In Collins’ own words recently: “I do not know if there is another bank in our area that is more active in the community than we are. We may not give as much money-wise, but hour-wise all of our employees are very involved in local community civic organizations. I really cannot think of a civic group in town that does not include an active Sound Bank employee or director. That goes for everything from the local hospital to the economic development council to the downtown revitalization. We have a large seafood festival here, which is the second largest festival in North Carolina that we are very active with. We give employees time off from work sometimes to be involved with these things, so we really promote community involvement.”
It’s no secret to anyone in the business community that we at NCCOAST might have a little bit of a soft spot for Tom Kies. Our former leader, friend and mentor had a profound effect on us all when he served as publisher of our family of magazines. With that said, our appreciation for the role he plays in our individual lives isn’t enough to garner Tom a listing with our power players. The work he has done as the leader of the Downtown Morehead City Revitalization Association, however, is nothing short of remarkable.
A writer, a manager, a networker – Tom wears many hats. But it is when marketing something he truly believes in that his biggest talent is most evident. And Tom Kies adores Morehead City. From small projects to major investments, he attacks each task with the same veracity.
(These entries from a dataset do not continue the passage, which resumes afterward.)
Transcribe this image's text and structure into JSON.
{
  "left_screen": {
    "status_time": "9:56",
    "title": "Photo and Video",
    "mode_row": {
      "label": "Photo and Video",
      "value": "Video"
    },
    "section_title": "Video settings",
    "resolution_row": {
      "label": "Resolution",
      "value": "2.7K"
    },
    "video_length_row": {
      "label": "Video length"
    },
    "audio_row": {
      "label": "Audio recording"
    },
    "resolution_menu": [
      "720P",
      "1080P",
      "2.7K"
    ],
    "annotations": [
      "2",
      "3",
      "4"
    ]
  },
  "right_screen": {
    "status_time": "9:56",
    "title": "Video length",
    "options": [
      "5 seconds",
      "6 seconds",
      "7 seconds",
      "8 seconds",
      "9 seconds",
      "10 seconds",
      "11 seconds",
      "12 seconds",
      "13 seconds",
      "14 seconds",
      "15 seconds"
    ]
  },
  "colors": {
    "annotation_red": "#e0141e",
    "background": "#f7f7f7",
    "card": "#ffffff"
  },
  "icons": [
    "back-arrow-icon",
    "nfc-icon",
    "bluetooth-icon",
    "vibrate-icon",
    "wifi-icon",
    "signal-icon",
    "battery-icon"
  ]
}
The mission of DMCRA is to restore Morehead City as a destination through sustainable revitalization. Tom woos business owners interested in downtown Morehead City, he assists with grant requests, works hand in hand with the town on major projects, organizes the Alive at Five concert series, parades and July 4th festivities. He tirelessly ensures that Morehead City is a place that people not only want to do business, but where they want to visit and live.
In the past few years Tom was paramount in getting bike racks installed in the downtown area, he has awarded façade grants to six downtown businesses, helped Connect Carteret launch its small business incubator, planned the ever-growing Crystal Coast Boat Show, hosted workshops for business leaders to help determine curriculum at Carteret Community College, facilitated the filming of a music video on the waterfront and helped bring the Southern Kingfish Association National Championship Fishing Tournament to the waterfront this fall. And that barely scratches the surface. New business filters in to Morehead City at a steady clip and the town is enjoying a noticeable uptick in foot traffic.
This summer, with the opening of the Bask condotel on the Morehead City waterfront, and the opening of the new home for the Big Rock Blue Marlin Tournament, Tom’s ability to rally support for large projects has never been more apparent. And it hasn’t gone unnoticed. Consumer finance website NerdWallet recently ranked Morehead City fifth on its Best Place to Start a Business in North Carolina list.
With Tom Kies on its side, we feel certain Morehead City will continue to assert itself as the perfect place to eat, shop and fish!
By Amanda Dagnino